Credit:  The New York Public Library Digital Collections, Schomburg Center for Research in Black Culture, Photographs and Prints Division and Google Maps/Street View   Photographer:  Austin Hansen

Credit: The New York Public Library Digital Collections, Schomburg Center for Research in Black Culture, Photographs and Prints Division and Google Maps/Street View

Photographer: Austin Hansen

Exterior of small’s paradise, harlem, 1955 x International house of Pancakes, same location, dec 2017

This erasure of Black Harlem is not the first and only time that a thriving Black community has seen an end. In 1856, the residents of Seneca Village, a community home to the largest number of African-American property owners in New York pre-Civil War, were evicted via eminent domain to clear land for what is now Central Park in New York City. In 1921, Black Wall Street was burned to the ground due to a deadly race riot in Tulsa, Oklahoma. In 1985, state police dropped a bomb on the headquarters of black liberation group MOVE in Philadelphia, Pennsylvania. The bomb caused a fire that razed 61 houses and killed everyone in the house — five adults and five children between the ages of seven and thirteen. Unlike these violent episodes that resulted in the complete eradication of these communities/groups, what’s happening in Harlem is slow-burning.
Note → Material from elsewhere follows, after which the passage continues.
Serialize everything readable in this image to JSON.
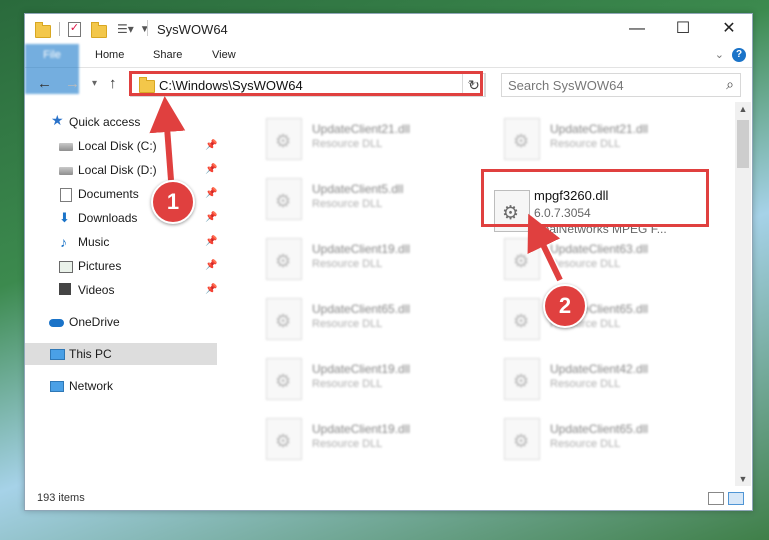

The percentage and total number of Blacks in central Harlem peaked at 98 percent and 233,000 in 1955. Just two years ago, the percentage and total number was down to 53 percent and 78,105.

The remnants of Black Harlem that began and continue to struggle to hold on are increasingly being erased from the landscape. Historical buildings that once stood as pivotal locations for the Black community, are coming down. Various public improvements like high-end housing, yoga studios, new restaurants and new landscaping are good things, but for who? When does change become too much? When real-estate developers seek to rename parts of the community? (That already happened; google search “SoHa”) When a large company like Whole Foods Market opens up on 125th street? (That’s happened too) How soon will residents find themselves unwelcome in these new spaces? How soon will the public improvements permanently replace the legacy that African-Americans and Black immigrants established over time? Are these improvements worth it when they erase Harlem’s history and heritage?

Credit:  The New York Public Library Digital Collections, Schomburg Center for Research in Black Culture, Photographs and Prints Division and Google Maps/Street View.   Photographer:  Unknown   Photograph Sponsored by the United States Works Progress Administration

Credit: The New York Public Library Digital Collections, Schomburg Center for Research in Black Culture, Photographs and Prints Division and Google Maps/Street View.

Photographer: Unknown

Photograph Sponsored by the United States Works Progress Administration

Sidewalk Sitters, 1935-1939 x whole foods, 100 W 125th Street, Nov 2017

 

 

Credits:

The New York Public Library Digital Collections, Schomburg Center for Research in Black Culture, Photographs and Prints Division

Google Maps Street View

the new york times

“no Longer majority black, harlem is in transition” - sam roberts, 01/05/10

"the end of black harlem” - michael henry adams, 05/27/16

“Soha in harlem: the misguided madness of neighborhood rebranding” - ginia Bellafante, 07/06/2017

the root

“On whole foods, gentrification and the erasure of black harlem” - angela helm, 08/03/2017

ebony

“black Wall street and the destruction of an institution” - josie pickens, 05/31/13

mashable

“May 13, 1985 the bombing of move” - Alex Q. Arbuckle

central park conservancy

“Uncovering the stories of seneca village” - Marie warsh, 02/07/2019

census reporter — nyc - Manhattan community district --central harlem